##### EXTRACTED RECORDS

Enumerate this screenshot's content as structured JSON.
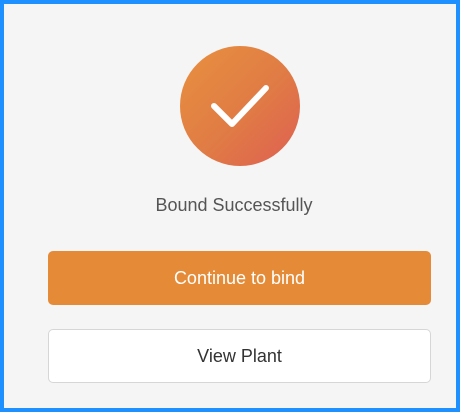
{
  "status": {
    "icon": "check-circle-icon",
    "message": "Bound Successfully"
  },
  "actions": {
    "continue_label": "Continue to bind",
    "view_plant_label": "View Plant"
  },
  "colors": {
    "frame_border": "#1e90ff",
    "primary_button": "#e58b38",
    "icon_gradient_start": "#e8913f",
    "icon_gradient_end": "#de5f52"
  }
}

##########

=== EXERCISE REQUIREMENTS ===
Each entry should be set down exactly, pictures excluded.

=== RESPONSE TO THIS TASK ===
Enumerate this screenshot's content as structured JSON.
{
  "status": {
    "icon": "check-circle-icon",
    "message": "Bound Successfully"
  },
  "actions": {
    "continue_label": "Continue to bind",
    "view_plant_label": "View Plant"
  },
  "colors": {
    "frame_border": "#1e90ff",
    "primary_button": "#e58b38",
    "icon_gradient_start": "#e8913f",
    "icon_gradient_end": "#de5f52"
  }
}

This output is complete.